Hawaii Army ends hands-off approach to checking IDs at base gates
A soldier from Schofield Barracks, Hawaii, is tested for COVID-19 during ongoing treatment for the 2021 U.S. Army Medical Command Top Chef competition on July 24, 2021. (Antonio Lewis/US Army)
FORT SHAFTER, Hawaii — The military in Hawaii is once again requiring anyone entering its facilities to physically hand over their ID card to gate guards for authentication, a change in procedure that has seemed unwise to some as the state is experiencing a dramatic increase in coronavirus cases.
A hands-off procedure – whereby visitors displayed but kept their IDs – was implemented when the pandemic hit in March 2020 amid fears the coronavirus could be spread by gate guards handling hundreds of ID cards every morning.
The new procedure went into effect Monday, a day after Army Garrison Hawaii announced the change on its Facebook page, where it was met with skepticism by some.
“I’m sorry, but this is absolutely ridiculous,” commentator Courtney Michelle Edens wrote on Monday. “Lack of all common sense. Are we trying to spread covid further? That’s all it helps. Also, you can scan and see my card without getting your hands on it after touching God knows how many other people’s ID cards.
For most of the pandemic, visitors arriving at Fort Shafter, Schofield Barracks and Wheeler Army Airfield routinely held their ID cards at arm’s length through an open window, with guards sometimes asking them to turn the cards over to see Both sides.
Gate guards at Fort Shafter this week grabbed common access cards from visitors while wearing latex gloves, scanned barcodes and returned them.
“There have been incidents at various gates necessitating the return to physical card handling, despite the pandemic,” Hawaii Army Garrison spokesman Michael Donnelly told Stars and Stripes on Wednesday. . He said he could not discuss specific incidents for operational security reasons.

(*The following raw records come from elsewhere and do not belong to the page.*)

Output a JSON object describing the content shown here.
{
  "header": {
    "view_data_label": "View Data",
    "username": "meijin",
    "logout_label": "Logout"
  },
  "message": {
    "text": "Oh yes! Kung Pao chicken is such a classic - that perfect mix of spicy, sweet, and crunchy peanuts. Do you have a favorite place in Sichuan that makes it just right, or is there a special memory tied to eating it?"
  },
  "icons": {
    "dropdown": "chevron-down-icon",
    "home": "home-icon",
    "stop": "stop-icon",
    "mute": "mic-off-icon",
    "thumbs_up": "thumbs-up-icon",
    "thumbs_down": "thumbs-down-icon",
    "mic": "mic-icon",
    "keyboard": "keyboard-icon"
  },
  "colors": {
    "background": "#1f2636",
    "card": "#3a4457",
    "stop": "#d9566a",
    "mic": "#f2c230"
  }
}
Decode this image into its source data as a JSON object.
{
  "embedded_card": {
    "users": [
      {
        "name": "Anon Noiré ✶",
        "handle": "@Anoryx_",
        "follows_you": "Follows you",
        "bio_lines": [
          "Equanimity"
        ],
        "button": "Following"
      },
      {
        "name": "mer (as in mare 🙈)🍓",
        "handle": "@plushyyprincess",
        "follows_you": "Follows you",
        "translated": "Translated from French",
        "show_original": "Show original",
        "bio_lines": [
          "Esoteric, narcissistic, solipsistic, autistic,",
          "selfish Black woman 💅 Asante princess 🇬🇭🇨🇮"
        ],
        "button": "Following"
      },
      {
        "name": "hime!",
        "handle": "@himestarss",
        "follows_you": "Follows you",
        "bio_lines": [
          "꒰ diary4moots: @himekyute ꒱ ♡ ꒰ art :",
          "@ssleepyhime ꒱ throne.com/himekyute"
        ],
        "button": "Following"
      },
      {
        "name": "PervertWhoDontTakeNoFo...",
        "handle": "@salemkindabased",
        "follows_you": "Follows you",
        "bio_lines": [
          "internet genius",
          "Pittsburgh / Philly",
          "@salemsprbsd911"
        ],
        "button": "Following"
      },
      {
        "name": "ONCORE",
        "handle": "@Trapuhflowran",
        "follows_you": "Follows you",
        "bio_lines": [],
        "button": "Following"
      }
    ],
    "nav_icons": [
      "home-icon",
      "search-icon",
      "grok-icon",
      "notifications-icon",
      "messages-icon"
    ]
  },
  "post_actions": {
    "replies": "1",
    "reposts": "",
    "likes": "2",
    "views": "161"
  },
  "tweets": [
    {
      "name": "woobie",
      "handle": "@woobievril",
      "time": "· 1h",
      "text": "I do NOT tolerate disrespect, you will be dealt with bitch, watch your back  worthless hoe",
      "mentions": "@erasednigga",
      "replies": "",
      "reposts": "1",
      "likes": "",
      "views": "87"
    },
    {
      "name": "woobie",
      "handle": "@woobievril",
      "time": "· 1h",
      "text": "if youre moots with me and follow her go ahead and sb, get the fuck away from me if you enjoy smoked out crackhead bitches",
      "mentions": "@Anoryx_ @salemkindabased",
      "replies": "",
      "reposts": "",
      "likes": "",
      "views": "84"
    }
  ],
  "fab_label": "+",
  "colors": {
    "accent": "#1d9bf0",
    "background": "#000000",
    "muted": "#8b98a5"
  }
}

“With the return to the original standard, our guards are all wearing protective gloves and disinfecting themselves frequently in a shift to do everything possible to remain COVID-19 compliant and ensure the safety and health of those who come into the facilities,” Donnelly said.
COVID-19 is the respiratory disease caused by the coronavirus, which is mainly spread when an infected person expels small liquid particles into the air by coughing, sneezing, talking, singing or breathing, according to the Organization. global health. “People can also become infected by touching their eyes, nose or mouth after touching surfaces or objects that have been contaminated with the virus,” according to a fact sheet on the WHO website.
Like most US states, Hawaii has seen a dramatic increase in coronavirus cases due to the highly transmissible omicron variant. As of Wednesday, the state had recorded 45,328 new infections over the past 14 days.
Approximately 75% of Hawaii’s population is fully immunized.